So I read a great article by Wil Shipley about success and the types of software start-ups. He has this wonderful tortured analogy about whether your are behaving like a farmer ("You husband the soil to ensure that it’ll keep providing for you for years and years") or a miner ("You’ll make a big score, then the land will be spent, and you move on, leaving an unusable crater.")
You should go read the article. It's right here: http://blog.wilshipley.com/2011/04/success-and-farming-vs-mining.html, it's really very good. I'll wait...
Now, Wil is using this analogy to explain the behaviour of the companies themselves, or rather the entrepreneurs running the companies. However, it got me thinking about my own attitude as a developer for a software company.
My friends and colleagues in the business often ask me why I don't become an IT contractor. I could certainly earn a lot more money if I went contracting, so sometimes I wonder myself. Reading Mr. Shipley's wonderful metaphor helped me realise why.
Now, I don't usually work with contractors that explicitly have the same motivation that an entrepreneur focused on his exit strategy has. It's not quite that cold. More usually it is about a well defined contract. Something a good developer loves. It says I am here as a highly skilled professional, able to deliver a technical solution. I will help solve your business problem through this technical solution, but I am not invested in the business. I'm invested in my own business of delivering software. I expect to be well paid for this in return.
I think this strategy works very well in some circumstances and very poorly in others. I think it works pretty poorly in a start-up. Everyone involved in a start-up needs to be passionate about the goals of the company. Everyone involved in a start-up needs to be willing to muck in and work in a variety of capacities. "Wear many hats" as my old boss used to say.

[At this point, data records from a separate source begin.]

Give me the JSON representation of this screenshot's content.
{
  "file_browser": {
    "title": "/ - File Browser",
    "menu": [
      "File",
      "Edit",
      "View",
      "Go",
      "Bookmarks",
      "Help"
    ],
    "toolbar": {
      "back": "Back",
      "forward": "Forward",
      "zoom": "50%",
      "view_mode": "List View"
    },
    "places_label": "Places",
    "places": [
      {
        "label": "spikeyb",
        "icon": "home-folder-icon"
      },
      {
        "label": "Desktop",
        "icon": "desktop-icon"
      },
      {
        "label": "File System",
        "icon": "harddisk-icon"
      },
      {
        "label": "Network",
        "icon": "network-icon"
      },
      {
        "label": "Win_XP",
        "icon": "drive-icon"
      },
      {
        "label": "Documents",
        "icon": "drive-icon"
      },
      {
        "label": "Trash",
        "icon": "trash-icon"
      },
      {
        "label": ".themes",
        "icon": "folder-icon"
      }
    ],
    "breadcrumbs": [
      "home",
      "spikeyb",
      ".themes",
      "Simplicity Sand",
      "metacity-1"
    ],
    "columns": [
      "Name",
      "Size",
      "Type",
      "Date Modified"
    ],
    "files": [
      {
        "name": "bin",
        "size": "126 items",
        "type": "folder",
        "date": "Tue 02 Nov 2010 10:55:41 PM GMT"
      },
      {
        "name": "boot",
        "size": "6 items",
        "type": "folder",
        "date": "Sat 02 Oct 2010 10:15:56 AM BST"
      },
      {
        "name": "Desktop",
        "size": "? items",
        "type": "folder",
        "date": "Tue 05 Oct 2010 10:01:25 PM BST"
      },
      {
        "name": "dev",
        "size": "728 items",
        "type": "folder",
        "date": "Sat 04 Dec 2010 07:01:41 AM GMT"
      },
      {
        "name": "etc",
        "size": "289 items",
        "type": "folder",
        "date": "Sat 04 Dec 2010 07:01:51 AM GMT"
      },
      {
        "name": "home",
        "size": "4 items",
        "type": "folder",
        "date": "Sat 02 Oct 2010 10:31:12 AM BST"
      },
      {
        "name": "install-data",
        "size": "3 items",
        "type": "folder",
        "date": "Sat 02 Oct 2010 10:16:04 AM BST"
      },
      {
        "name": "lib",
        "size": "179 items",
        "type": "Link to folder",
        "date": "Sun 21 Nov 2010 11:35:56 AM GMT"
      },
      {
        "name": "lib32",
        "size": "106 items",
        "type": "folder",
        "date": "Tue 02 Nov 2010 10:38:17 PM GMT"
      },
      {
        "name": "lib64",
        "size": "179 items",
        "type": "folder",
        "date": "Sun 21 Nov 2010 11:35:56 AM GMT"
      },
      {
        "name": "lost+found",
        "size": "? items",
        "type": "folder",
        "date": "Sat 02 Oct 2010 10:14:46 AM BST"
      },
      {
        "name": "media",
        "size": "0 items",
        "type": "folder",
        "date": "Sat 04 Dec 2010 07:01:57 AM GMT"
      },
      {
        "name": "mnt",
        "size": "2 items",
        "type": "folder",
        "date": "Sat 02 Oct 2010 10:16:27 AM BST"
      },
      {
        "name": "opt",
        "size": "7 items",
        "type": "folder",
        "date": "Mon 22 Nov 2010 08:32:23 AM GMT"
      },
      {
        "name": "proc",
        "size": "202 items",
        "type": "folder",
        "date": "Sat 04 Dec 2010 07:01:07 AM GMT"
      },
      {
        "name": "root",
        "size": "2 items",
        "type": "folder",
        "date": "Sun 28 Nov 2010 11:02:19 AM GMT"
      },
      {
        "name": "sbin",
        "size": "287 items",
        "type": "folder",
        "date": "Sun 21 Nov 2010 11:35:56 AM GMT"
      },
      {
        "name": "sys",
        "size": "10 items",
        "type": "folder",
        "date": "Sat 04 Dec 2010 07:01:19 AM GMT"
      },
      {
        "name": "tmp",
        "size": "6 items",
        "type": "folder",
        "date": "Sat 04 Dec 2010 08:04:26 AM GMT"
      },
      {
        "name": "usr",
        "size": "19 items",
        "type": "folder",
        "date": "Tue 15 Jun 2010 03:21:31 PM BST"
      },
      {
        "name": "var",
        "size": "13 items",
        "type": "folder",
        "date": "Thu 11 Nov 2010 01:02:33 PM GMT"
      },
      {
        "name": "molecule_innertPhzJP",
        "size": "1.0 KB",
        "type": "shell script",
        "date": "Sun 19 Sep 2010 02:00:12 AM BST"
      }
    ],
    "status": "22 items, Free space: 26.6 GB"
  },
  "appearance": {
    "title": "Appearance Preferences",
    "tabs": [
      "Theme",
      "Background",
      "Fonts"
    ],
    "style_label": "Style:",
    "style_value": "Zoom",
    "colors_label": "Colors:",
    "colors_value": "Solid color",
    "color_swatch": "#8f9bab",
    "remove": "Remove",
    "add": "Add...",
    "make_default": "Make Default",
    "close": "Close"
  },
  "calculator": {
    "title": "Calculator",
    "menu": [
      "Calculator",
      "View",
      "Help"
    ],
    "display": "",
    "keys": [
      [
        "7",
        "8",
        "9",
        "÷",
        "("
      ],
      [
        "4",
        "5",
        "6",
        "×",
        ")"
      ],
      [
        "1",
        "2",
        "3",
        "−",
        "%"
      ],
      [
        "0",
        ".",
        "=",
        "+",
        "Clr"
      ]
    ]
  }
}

Utilising experienced contractors can be very successful in other circumstances. For instance we have a company that needs some bespoke development, which isn't it's core competency. Perhaps a better instance is when that company just needs more resource for a short amount of time, or if it needs some expertise not available within the company.
So, back to my journey of self-discovery of whether I am a farmer or a miner. As I grow in experience, I not only care about improving the technical solution; improving the quality and craftsmanship of my products. I also care about what that product is.
It's important to me to be proud of what I create. I naturally get emotionally invested in the business that I work within. I think that means that I am better suited to being a farmer. Or to torture Wil's analogy even further, to being a permanent employee.
I am passionate about making good software. I love being able to be an important part of improving a business through software. I want to nurture a company and help it grow. In return I want a company to nurture me and give me the space to grow as well.
Writing this has fired off all kinds of other thoughts, that I will leave for another time. For instance, whether my examples of where contracting is useful: Aren't they better examples of where consultants or out-sourcing would be more appropriate? Also, how if we consider our software development practice to be more akin to farming than mining, then the importance of maintainability through quality and craftsmanship becomes so much more important.